We see significant investment activity to happen in the renewable space-particularly in solar, followed by the wind for the next three to five years. The overall investment activity is going to stay pretty solid and robust in the RE sector, driven by solar with all fundamental solid demand drivers remaining intact.
The viability of a project has to be analyzed on case to case basis which depends on few important factors- capital cost, PLF expectation and the cost of debt and tenure of debt.”
Sampath Kumar, Head-Business Development, Tata Capital Limited, said, “In Indian perspective, we are looking at a sector where there is some sort of scale. Lenders look at some factors- sponsors, the kind of execution risks in the project, land, transmission etc.
From a lenders perspective, it is the resource that matters because we look at essentially funding over the long term. So, ultimately, what matters to us is the kind of debt sizing criteria. These days environmental factors are also starting to play an important role.”
Arpan Garg, Vice President, Investment Banking, HDFC Bank, presented his views on the project evaluation from the lenders perspective. He discussed the hybrid projects.
He said, “The merit of the hybrid project is that there would be better utilization of the transmission infrastructure. If you ask us, my first preference would be the solar project, followed by the hybrid project and then the wind project. There should be more focus on the project delivery and optimizing the operational performance.”
Vineeta Kaushik, Vice President – Climate Change (North America), EnKing International, said, “carbon markets present an additional opportunity for all the RE projects.
One of the most important fundamentals of the carbon market is that it is not the investment-driven impact. Rather, it is another way around.
You create an impact first, and then you get rewarded in the form of additional revenue which comes through the carbon credit.” She presented a brief of how the carbon market looks like these days.
“In the past three to four years, the market has become very booming, dynamic and acceptable. At present, 3.1 billion credits have already been issued by various authorities.
It is more of a market that is not very regional or local.
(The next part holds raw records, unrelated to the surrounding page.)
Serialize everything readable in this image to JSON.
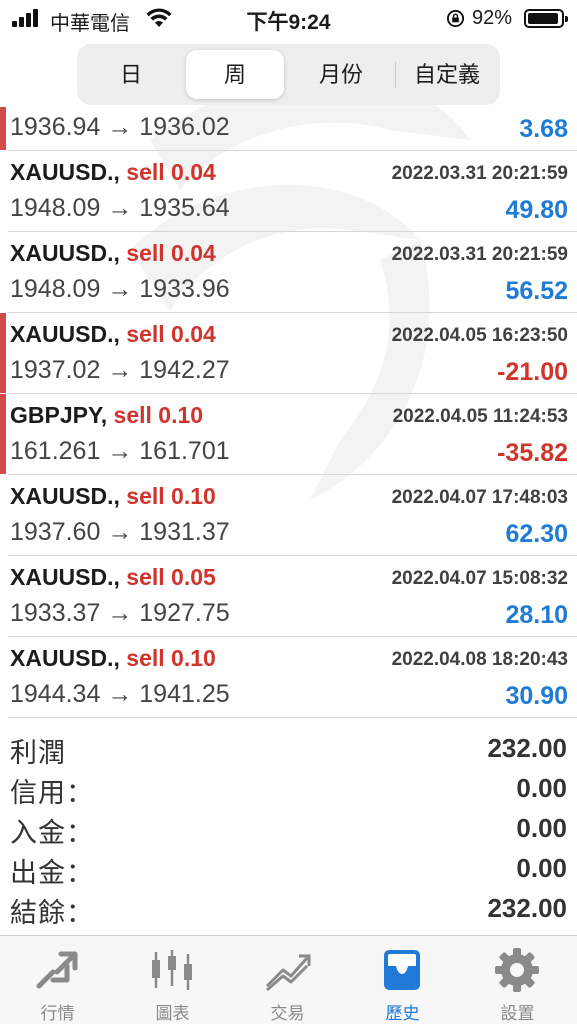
{
  "status_bar": {
    "carrier": "中華電信",
    "time": "下午9:24",
    "battery": "92%"
  },
  "period_tabs": [
    {
      "label": "日",
      "active": false
    },
    {
      "label": "周",
      "active": true
    },
    {
      "label": "月份",
      "active": false
    },
    {
      "label": "自定義",
      "active": false
    }
  ],
  "trades": [
    {
      "symbol": "",
      "side": "",
      "time": "",
      "prices": "1936.94 → 1936.02",
      "profit": "3.68",
      "profit_sign": "pos",
      "flagged": true,
      "partial": true
    },
    {
      "symbol": "XAUUSD.,",
      "side": "sell 0.04",
      "time": "2022.03.31 20:21:59",
      "prices": "1948.09 → 1935.64",
      "profit": "49.80",
      "profit_sign": "pos",
      "flagged": false
    },
    {
      "symbol": "XAUUSD.,",
      "side": "sell 0.04",
      "time": "2022.03.31 20:21:59",
      "prices": "1948.09 → 1933.96",
      "profit": "56.52",
      "profit_sign": "pos",
      "flagged": false
    },
    {
      "symbol": "XAUUSD.,",
      "side": "sell 0.04",
      "time": "2022.04.05 16:23:50",
      "prices": "1937.02 → 1942.27",
      "profit": "-21.00",
      "profit_sign": "neg",
      "flagged": true
    },
    {
      "symbol": "GBPJPY,",
      "side": "sell 0.10",
      "time": "2022.04.05 11:24:53",
      "prices": "161.261 → 161.701",
      "profit": "-35.82",
      "profit_sign": "neg",
      "flagged": true
    },
    {
      "symbol": "XAUUSD.,",
      "side": "sell 0.10",
      "time": "2022.04.07 17:48:03",
      "prices": "1937.60 → 1931.37",
      "profit": "62.30",
      "profit_sign": "pos",
      "flagged": false
    },
    {
      "symbol": "XAUUSD.,",
      "side": "sell 0.05",
      "time": "2022.04.07 15:08:32",
      "prices": "1933.37 → 1927.75",
      "profit": "28.10",
      "profit_sign": "pos",
      "flagged": false
    },
    {
      "symbol": "XAUUSD.,",
      "side": "sell 0.10",
      "time": "2022.04.08 18:20:43",
      "prices": "1944.34 → 1941.25",
      "profit": "30.90",
      "profit_sign": "pos",
      "flagged": false
    }
  ],
  "summary": [
    {
      "label": "利潤",
      "value": "232.00"
    },
    {
      "label": "信用：",
      "value": "0.00"
    },
    {
      "label": "入金：",
      "value": "0.00"
    },
    {
      "label": "出金：",
      "value": "0.00"
    },
    {
      "label": "結餘：",
      "value": "232.00"
    }
  ],
  "tab_bar": [
    {
      "label": "行情",
      "icon": "quotes-icon",
      "active": false
    },
    {
      "label": "圖表",
      "icon": "chart-icon",
      "active": false
    },
    {
      "label": "交易",
      "icon": "trade-icon",
      "active": false
    },
    {
      "label": "歷史",
      "icon": "history-icon",
      "active": true
    },
    {
      "label": "設置",
      "icon": "settings-icon",
      "active": false
    }
  ],
  "colors": {
    "accent": "#1f7bd6",
    "loss": "#d0342c",
    "flag": "#d24a4a"
  }
}
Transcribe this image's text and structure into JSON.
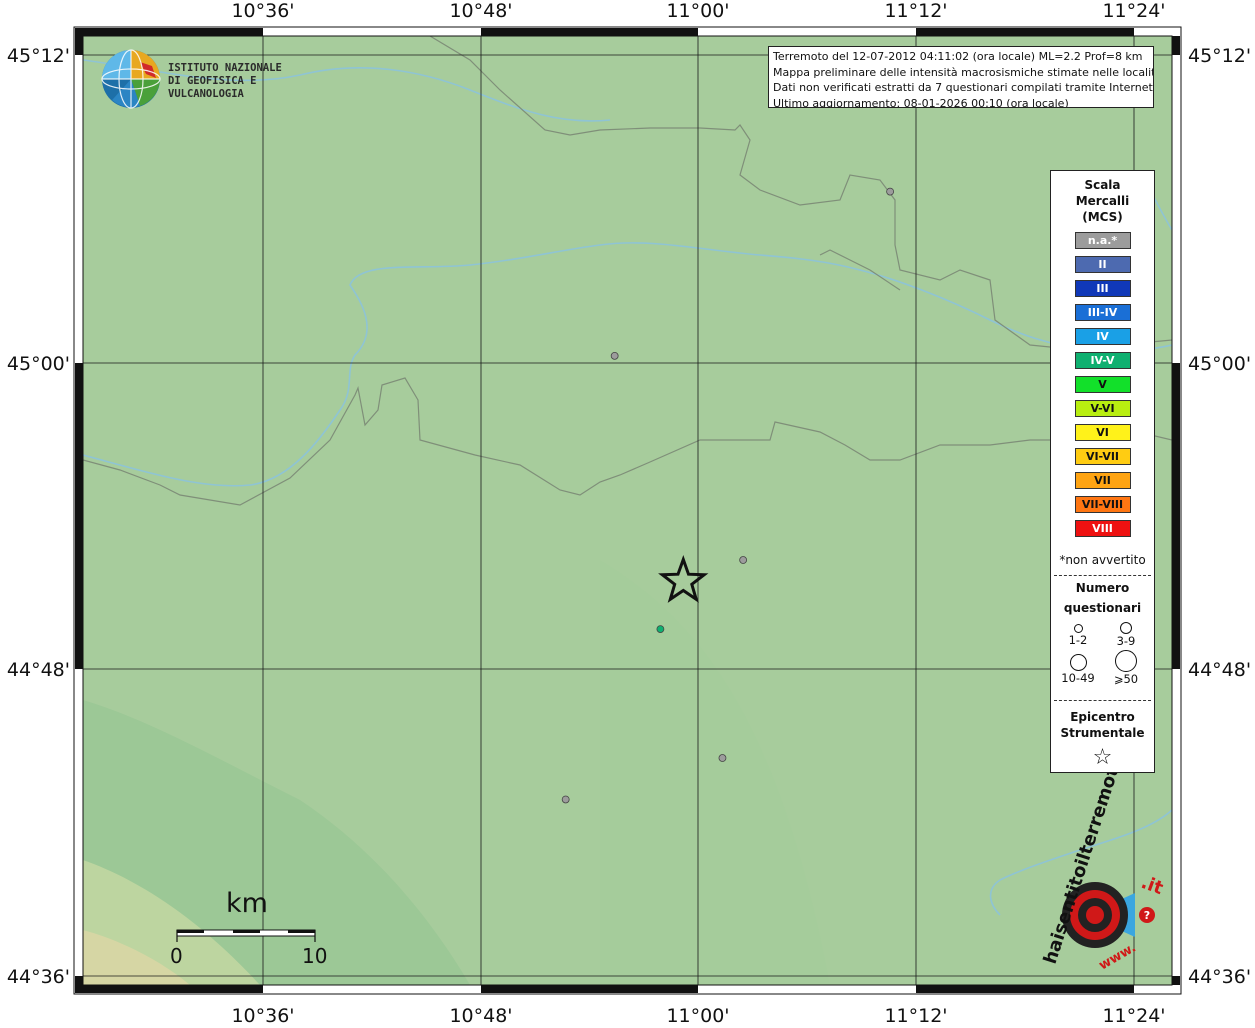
{
  "map": {
    "title_lines": [
      "Terremoto del 12-07-2012 04:11:02 (ora locale) ML=2.2 Prof=8 km",
      "Mappa preliminare delle intensità macrosismiche stimate nelle località",
      "Dati non verificati estratti da 7 questionari compilati tramite Internet.",
      "Ultimo aggiornamento: 08-01-2026 00:10 (ora locale)"
    ],
    "lon_labels": [
      "10°36'",
      "10°48'",
      "11°00'",
      "11°12'",
      "11°24'"
    ],
    "lat_labels": [
      "45°12'",
      "45°00'",
      "44°48'",
      "44°36'"
    ],
    "colors": {
      "land_green": "#a7cc9c",
      "lowland_dark": "#8fbf8c",
      "hills": "#c9d6a3",
      "river": "#8fc4d4",
      "border": "#7f8f79"
    }
  },
  "logo_ingv": {
    "line1": "ISTITUTO NAZIONALE",
    "line2": "DI GEOFISICA E VULCANOLOGIA"
  },
  "logo_hsit": {
    "text_main": "haisentitoilterremoto",
    "text_suffix": ".it",
    "text_www": "www."
  },
  "legend": {
    "title": [
      "Scala",
      "Mercalli",
      "(MCS)"
    ],
    "classes": [
      {
        "label": "n.a.*",
        "color": "#9c9c9c"
      },
      {
        "label": "II",
        "color": "#4d6ab0"
      },
      {
        "label": "III",
        "color": "#1038b8"
      },
      {
        "label": "III-IV",
        "color": "#1a6fd6"
      },
      {
        "label": "IV",
        "color": "#1aa0e6"
      },
      {
        "label": "IV-V",
        "color": "#0fb070"
      },
      {
        "label": "V",
        "color": "#12e02a"
      },
      {
        "label": "V-VI",
        "color": "#b8ee10"
      },
      {
        "label": "VI",
        "color": "#fff21a"
      },
      {
        "label": "VI-VII",
        "color": "#ffcc12"
      },
      {
        "label": "VII",
        "color": "#ffa412"
      },
      {
        "label": "VII-VIII",
        "color": "#ff7612"
      },
      {
        "label": "VIII",
        "color": "#ee1111"
      }
    ],
    "note": "*non avvertito",
    "count_title": [
      "Numero",
      "questionari"
    ],
    "count_classes": [
      "1-2",
      "3-9",
      "10-49",
      "⩾50"
    ],
    "epicenter_title": [
      "Epicentro",
      "Strumentale"
    ]
  },
  "observations": [
    {
      "lon": 11.176,
      "lat": 45.111,
      "intensity": "n.a.*",
      "count": "1-2"
    },
    {
      "lon": 10.923,
      "lat": 45.004,
      "intensity": "n.a.*",
      "count": "1-2"
    },
    {
      "lon": 11.041,
      "lat": 44.871,
      "intensity": "n.a.*",
      "count": "1-2"
    },
    {
      "lon": 10.965,
      "lat": 44.826,
      "intensity": "IV-V",
      "count": "1-2"
    },
    {
      "lon": 11.022,
      "lat": 44.742,
      "intensity": "n.a.*",
      "count": "1-2"
    },
    {
      "lon": 10.878,
      "lat": 44.715,
      "intensity": "n.a.*",
      "count": "1-2"
    }
  ],
  "epicenter": {
    "lon": 10.986,
    "lat": 44.857
  },
  "scale_bar": {
    "unit": "km",
    "start": "0",
    "end": "10"
  }
}
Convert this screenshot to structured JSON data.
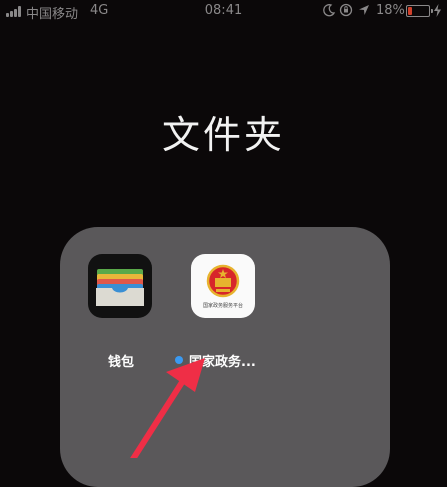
{
  "status_bar": {
    "carrier": "中国移动",
    "network": "4G",
    "time": "08:41",
    "battery_percent": "18%",
    "icons": [
      "signal-icon",
      "moon-icon",
      "orientation-lock-icon",
      "location-icon",
      "battery-icon",
      "charging-icon"
    ]
  },
  "folder": {
    "title": "文件夹",
    "apps": [
      {
        "label": "钱包",
        "icon": "wallet-icon"
      },
      {
        "label": "国家政务...",
        "icon": "gov-emblem-icon",
        "icon_text": "国家政务服务平台",
        "new_dot_color": "#3a9af2"
      }
    ]
  },
  "annotation": {
    "arrow_color": "#ef2e46"
  }
}
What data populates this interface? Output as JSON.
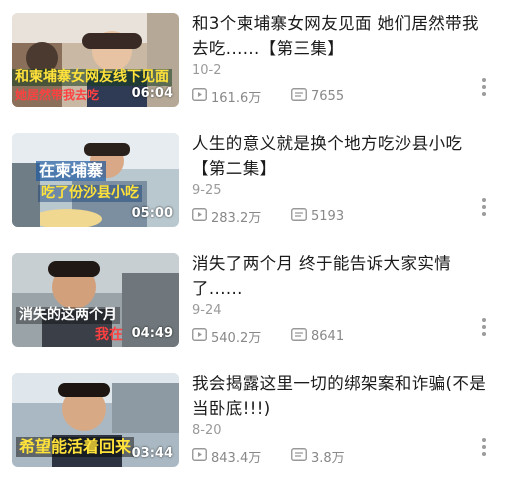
{
  "videos": [
    {
      "title": "和3个柬埔寨女网友见面 她们居然带我去吃......【第三集】",
      "date": "10-2",
      "views": "161.6万",
      "comments": "7655",
      "duration": "06:04",
      "overlay_lines": [
        "和柬埔寨女网友线下见面",
        "她居然带我去吃"
      ],
      "icons": {
        "views": "play-count-icon",
        "comments": "comment-icon",
        "more": "more-options-icon"
      }
    },
    {
      "title": "人生的意义就是换个地方吃沙县小吃【第二集】",
      "date": "9-25",
      "views": "283.2万",
      "comments": "5193",
      "duration": "05:00",
      "overlay_lines": [
        "在柬埔寨",
        "吃了份沙县小吃"
      ],
      "icons": {
        "views": "play-count-icon",
        "comments": "comment-icon",
        "more": "more-options-icon"
      }
    },
    {
      "title": "消失了两个月 终于能告诉大家实情了......",
      "date": "9-24",
      "views": "540.2万",
      "comments": "8641",
      "duration": "04:49",
      "overlay_lines": [
        "消失的这两个月",
        "我在"
      ],
      "icons": {
        "views": "play-count-icon",
        "comments": "comment-icon",
        "more": "more-options-icon"
      }
    },
    {
      "title": "我会揭露这里一切的绑架案和诈骗(不是当卧底!!!)",
      "date": "8-20",
      "views": "843.4万",
      "comments": "3.8万",
      "duration": "03:44",
      "overlay_lines": [
        "希望能活着回来"
      ],
      "icons": {
        "views": "play-count-icon",
        "comments": "comment-icon",
        "more": "more-options-icon"
      }
    }
  ],
  "colors": {
    "meta_text": "#888888",
    "title_text": "#1a1a1a",
    "overlay_yellow": "#ffe23a",
    "overlay_red": "#ff4040"
  }
}
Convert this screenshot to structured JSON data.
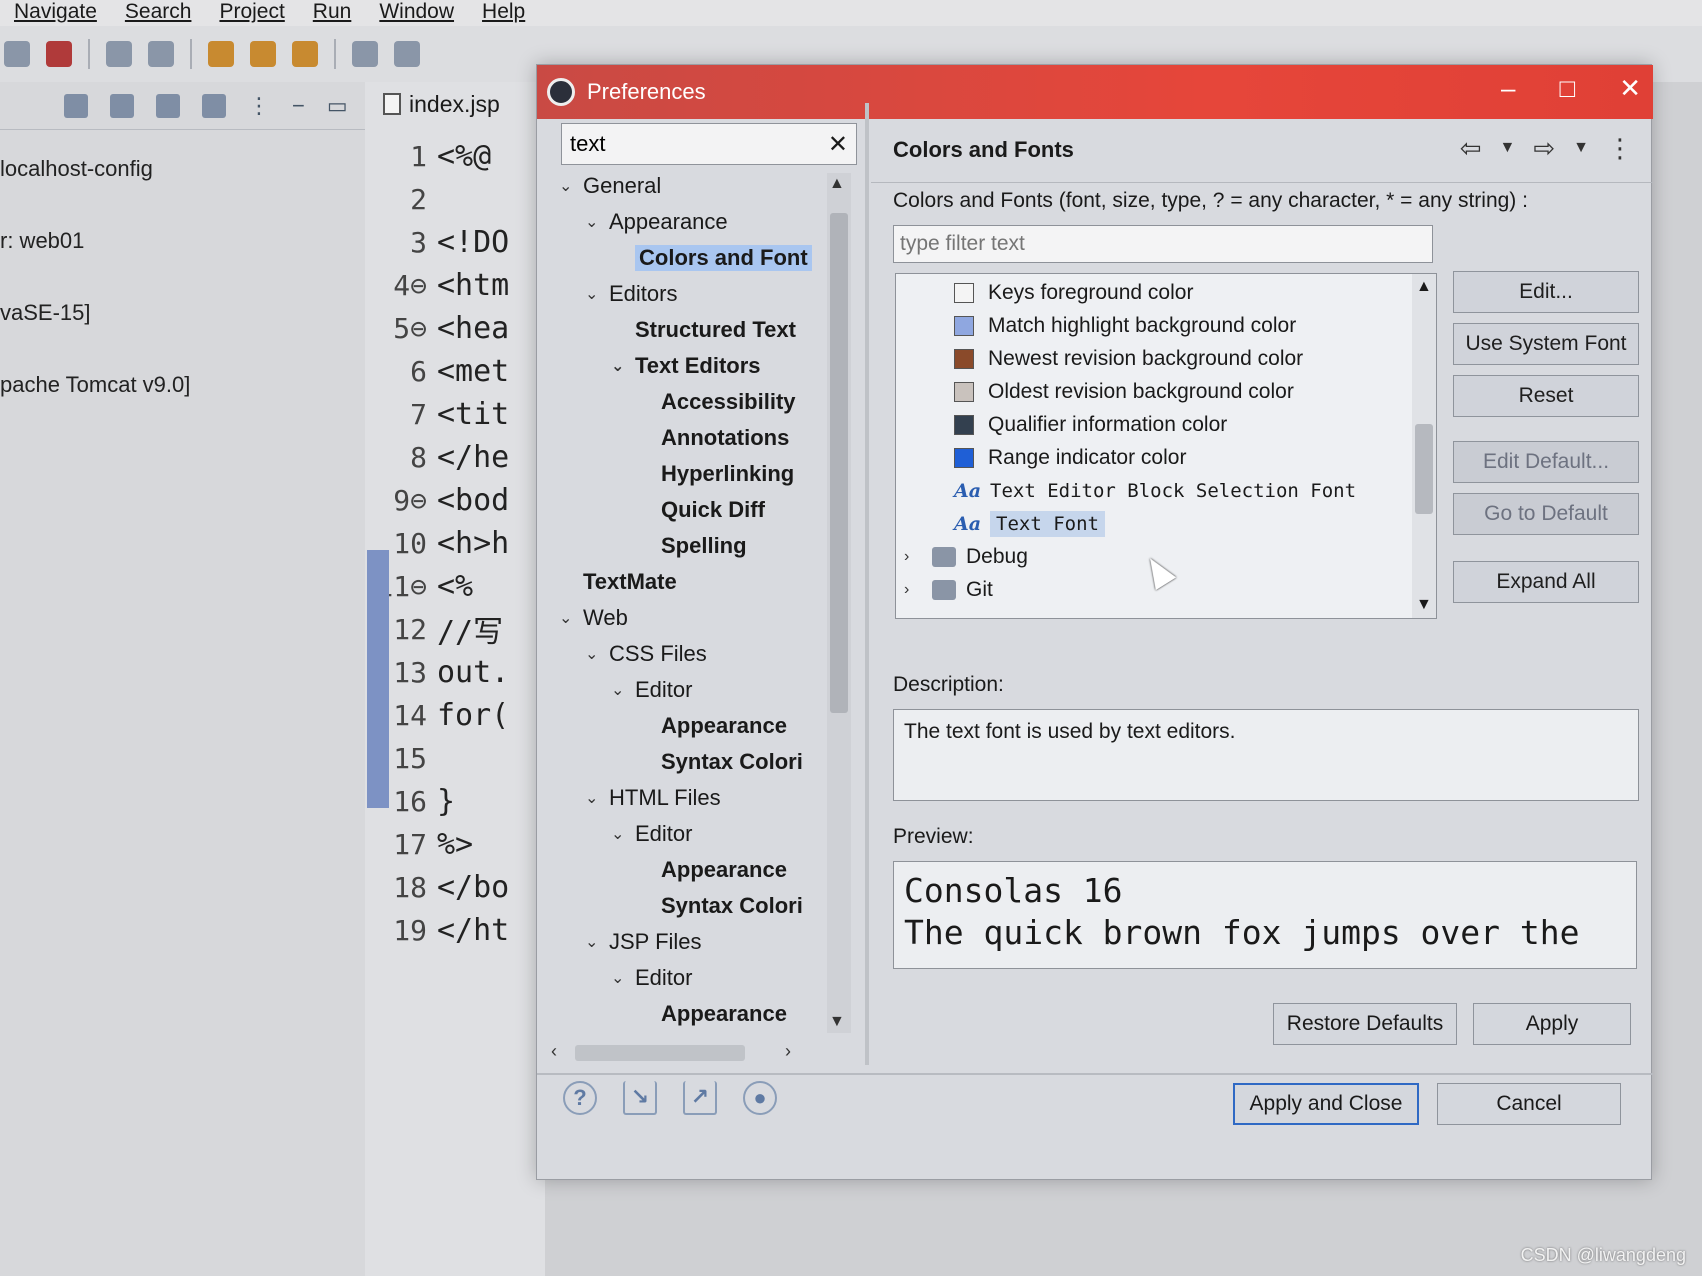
{
  "menubar": {
    "items": [
      "Navigate",
      "Search",
      "Project",
      "Run",
      "Window",
      "Help"
    ]
  },
  "left_view": {
    "lines": [
      "localhost-config",
      "r: web01",
      "vaSE-15]",
      "pache Tomcat v9.0]"
    ]
  },
  "editor": {
    "tab_label": "index.jsp",
    "lines": [
      {
        "n": "1",
        "code": "<%@"
      },
      {
        "n": "2",
        "code": ""
      },
      {
        "n": "3",
        "code": "<!DO"
      },
      {
        "n": "4⊖",
        "code": "<htm"
      },
      {
        "n": "5⊖",
        "code": "<hea"
      },
      {
        "n": "6",
        "code": "<met"
      },
      {
        "n": "7",
        "code": "<tit"
      },
      {
        "n": "8",
        "code": "</he"
      },
      {
        "n": "9⊖",
        "code": "<bod"
      },
      {
        "n": "10",
        "code": "<h>h"
      },
      {
        "n": "11⊖",
        "code": "<%"
      },
      {
        "n": "12",
        "code": "//写"
      },
      {
        "n": "13",
        "code": "out."
      },
      {
        "n": "14",
        "code": "for("
      },
      {
        "n": "15",
        "code": ""
      },
      {
        "n": "16",
        "code": "}"
      },
      {
        "n": "17",
        "code": "%>"
      },
      {
        "n": "18",
        "code": "</bo"
      },
      {
        "n": "19",
        "code": "</ht"
      }
    ]
  },
  "dialog": {
    "title": "Preferences",
    "filter_value": "text",
    "tree": [
      {
        "label": "General",
        "level": 0,
        "twisty": "⌄",
        "bold": false
      },
      {
        "label": "Appearance",
        "level": 1,
        "twisty": "⌄",
        "bold": false
      },
      {
        "label": "Colors and Font",
        "level": 2,
        "twisty": "",
        "bold": true,
        "selected": true
      },
      {
        "label": "Editors",
        "level": 1,
        "twisty": "⌄",
        "bold": false
      },
      {
        "label": "Structured Text",
        "level": 2,
        "twisty": "",
        "bold": true
      },
      {
        "label": "Text Editors",
        "level": 2,
        "twisty": "⌄",
        "bold": true
      },
      {
        "label": "Accessibility",
        "level": 3,
        "twisty": "",
        "bold": true
      },
      {
        "label": "Annotations",
        "level": 3,
        "twisty": "",
        "bold": true
      },
      {
        "label": "Hyperlinking",
        "level": 3,
        "twisty": "",
        "bold": true
      },
      {
        "label": "Quick Diff",
        "level": 3,
        "twisty": "",
        "bold": true
      },
      {
        "label": "Spelling",
        "level": 3,
        "twisty": "",
        "bold": true
      },
      {
        "label": "TextMate",
        "level": 0,
        "twisty": "",
        "bold": true
      },
      {
        "label": "Web",
        "level": 0,
        "twisty": "⌄",
        "bold": false
      },
      {
        "label": "CSS Files",
        "level": 1,
        "twisty": "⌄",
        "bold": false
      },
      {
        "label": "Editor",
        "level": 2,
        "twisty": "⌄",
        "bold": false
      },
      {
        "label": "Appearance",
        "level": 3,
        "twisty": "",
        "bold": true
      },
      {
        "label": "Syntax Colori",
        "level": 3,
        "twisty": "",
        "bold": true
      },
      {
        "label": "HTML Files",
        "level": 1,
        "twisty": "⌄",
        "bold": false
      },
      {
        "label": "Editor",
        "level": 2,
        "twisty": "⌄",
        "bold": false
      },
      {
        "label": "Appearance",
        "level": 3,
        "twisty": "",
        "bold": true
      },
      {
        "label": "Syntax Colori",
        "level": 3,
        "twisty": "",
        "bold": true
      },
      {
        "label": "JSP Files",
        "level": 1,
        "twisty": "⌄",
        "bold": false
      },
      {
        "label": "Editor",
        "level": 2,
        "twisty": "⌄",
        "bold": false
      },
      {
        "label": "Appearance",
        "level": 3,
        "twisty": "",
        "bold": true
      }
    ],
    "page": {
      "title": "Colors and Fonts",
      "description": "Colors and Fonts (font, size, type, ? = any character, * = any string) :",
      "filter_placeholder": "type filter text",
      "items": [
        {
          "kind": "color",
          "label": "Keys foreground color",
          "color": "#f4f4f4"
        },
        {
          "kind": "color",
          "label": "Match highlight background color",
          "color": "#8fa7e0"
        },
        {
          "kind": "color",
          "label": "Newest revision background color",
          "color": "#8a4a2a"
        },
        {
          "kind": "color",
          "label": "Oldest revision background color",
          "color": "#c9c2bd"
        },
        {
          "kind": "color",
          "label": "Qualifier information color",
          "color": "#33404f"
        },
        {
          "kind": "color",
          "label": "Range indicator color",
          "color": "#1f5fd6"
        },
        {
          "kind": "font",
          "label": "Text Editor Block Selection Font"
        },
        {
          "kind": "font",
          "label": "Text Font",
          "selected": true
        },
        {
          "kind": "folder",
          "label": "Debug"
        },
        {
          "kind": "folder",
          "label": "Git"
        }
      ],
      "buttons": {
        "edit": "Edit...",
        "use_system_font": "Use System Font",
        "reset": "Reset",
        "edit_default": "Edit Default...",
        "go_to_default": "Go to Default",
        "expand_all": "Expand All"
      },
      "description_label": "Description:",
      "description_text": "The text font is used by text editors.",
      "preview_label": "Preview:",
      "preview_line1": "Consolas 16",
      "preview_line2": "The quick brown fox jumps over the",
      "restore_defaults": "Restore Defaults",
      "apply": "Apply"
    },
    "footer": {
      "apply_and_close": "Apply and Close",
      "cancel": "Cancel"
    }
  },
  "watermark": "CSDN @liwangdeng"
}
It is more of the one not restrained by any of the boundaries. It is more international.” The session concluded with an interactive question and answer round.